Of course I could reveal a lot of other secrets, not that most of them aren't open. Perhaps someone would take interest in the fact I have never watched, start to finish, a football, baseball, or basketball game (guess this might be relevant to sports watching aficionados).
I’m looking for
  • Girls who like guys
  • Ages 37–70
  • Located anywhere
  • For new friends, long-term dating, casual sex
You should message me if
You're as prone as I am to philosophical conversations, and to enjoying sharp turns in perspective. I like it piquant. You're playful and remain much the optimist, despite the slings and arrows from problems that don't have a solution, or, as I might say, you've earned your smile lines. You're different from Rosalind, finding attraction quite orthogonal to 'rich eyes and poor hands', in a field pulled more by the lure of reflection, vita activa balanced with a good measure of contemplation. Your passion is tempered by a good measure of patience and acceptance. And you appreciate it all, experience, taken with earthy humor and wit, mined for all its lessons. You also want a relatively open relationship, outer directed, not one that collapses into solipsism or a Byzantine tangle of emotions, but one in which 'ah-ha' moments, hiking, adventuring, and social activism are shared. You're not stuck on 'dating', but would enjoy friendship either with or without physical intimacy, though cognizant intellectual, emotional, and physical intimacy probably are of one fabric. Symbiotic mutual actualization, let's try to be wordy, is what I think closeness is all about. I'd prefer a continuing relationship, one resilient and open to evolution - underscore the importance of growing through. Chronological age may be less important, trumped by agency, passion, and imagination.

"Lust is easy. Love is hard. Friendship is most important." - Carl Reiner

"Imagination is more important than knowledge." - Albert Einstein

"All philosophy is based on two things only: curiosity and poor eyesight... We want to know more than we can see." - Bernard de Fontenelle

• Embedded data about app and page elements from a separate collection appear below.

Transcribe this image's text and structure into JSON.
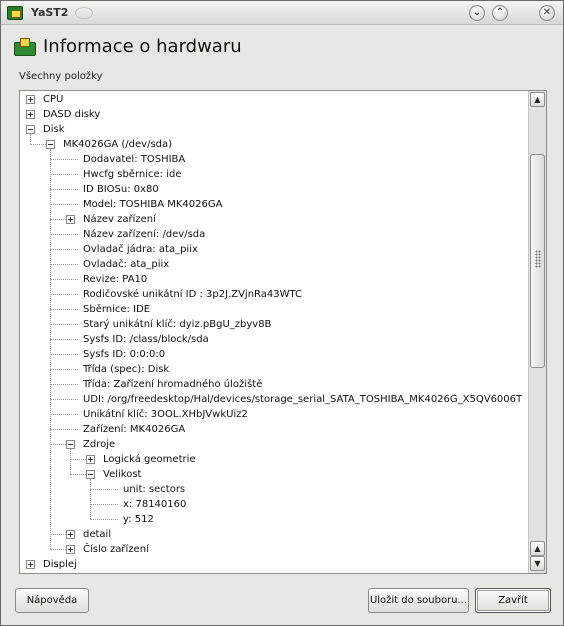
{
  "window": {
    "title": "YaST2",
    "buttons": {
      "minimize": "⌄",
      "maximize": "⌃",
      "close": "✕"
    }
  },
  "header": {
    "title": "Informace o hardwaru",
    "icon": "hardware-board-icon"
  },
  "list_label": "Všechny položky",
  "tree": {
    "rows": [
      {
        "text": "CPU",
        "level": 0,
        "expander": "plus"
      },
      {
        "text": "DASD disky",
        "level": 0,
        "expander": "plus"
      },
      {
        "text": "Disk",
        "level": 0,
        "expander": "minus"
      },
      {
        "text": "MK4026GA (/dev/sda)",
        "level": 1,
        "expander": "minus"
      },
      {
        "text": "Dodavatel: TOSHIBA",
        "level": 2,
        "expander": ""
      },
      {
        "text": "Hwcfg sběrnice: ide",
        "level": 2,
        "expander": ""
      },
      {
        "text": "ID BIOSu: 0x80",
        "level": 2,
        "expander": ""
      },
      {
        "text": "Model: TOSHIBA MK4026GA",
        "level": 2,
        "expander": ""
      },
      {
        "text": "Název zařízení",
        "level": 2,
        "expander": "plus"
      },
      {
        "text": "Název zařízení: /dev/sda",
        "level": 2,
        "expander": ""
      },
      {
        "text": "Ovladač jádra: ata_piix",
        "level": 2,
        "expander": ""
      },
      {
        "text": "Ovladač: ata_piix",
        "level": 2,
        "expander": ""
      },
      {
        "text": "Revize: PA10",
        "level": 2,
        "expander": ""
      },
      {
        "text": "Rodičovské unikátní ID : 3p2J.ZVjnRa43WTC",
        "level": 2,
        "expander": ""
      },
      {
        "text": "Sběrnice: IDE",
        "level": 2,
        "expander": ""
      },
      {
        "text": "Starý unikátní klíč: dyiz.pBgU_zbyv8B",
        "level": 2,
        "expander": ""
      },
      {
        "text": "Sysfs ID: /class/block/sda",
        "level": 2,
        "expander": ""
      },
      {
        "text": "Sysfs ID: 0:0:0:0",
        "level": 2,
        "expander": ""
      },
      {
        "text": "Třída (spec): Disk",
        "level": 2,
        "expander": ""
      },
      {
        "text": "Třída: Zařízení hromadného úložiště",
        "level": 2,
        "expander": ""
      },
      {
        "text": "UDI: /org/freedesktop/Hal/devices/storage_serial_SATA_TOSHIBA_MK4026G_X5QV6006T",
        "level": 2,
        "expander": ""
      },
      {
        "text": "Unikátní klíč: 3OOL.XHbJVwkUiz2",
        "level": 2,
        "expander": ""
      },
      {
        "text": "Zařízení: MK4026GA",
        "level": 2,
        "expander": ""
      },
      {
        "text": "Zdroje",
        "level": 2,
        "expander": "minus"
      },
      {
        "text": "Logická geometrie",
        "level": 3,
        "expander": "plus"
      },
      {
        "text": "Velikost",
        "level": 3,
        "expander": "minus"
      },
      {
        "text": "unit: sectors",
        "level": 4,
        "expander": ""
      },
      {
        "text": "x: 78140160",
        "level": 4,
        "expander": ""
      },
      {
        "text": "y: 512",
        "level": 4,
        "expander": ""
      },
      {
        "text": "detail",
        "level": 2,
        "expander": "plus"
      },
      {
        "text": "Číslo zařízení",
        "level": 2,
        "expander": "plus"
      },
      {
        "text": "Displej",
        "level": 0,
        "expander": "plus"
      }
    ]
  },
  "scrollbar": {
    "up": "▲",
    "down": "▼"
  },
  "buttons": {
    "help": "Nápověda",
    "save": "Uložit do souboru...",
    "close": "Zavřít"
  }
}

"Health is the greatest gift, contentment the greatest wealth, faithfulness the best relationship." - The Buddha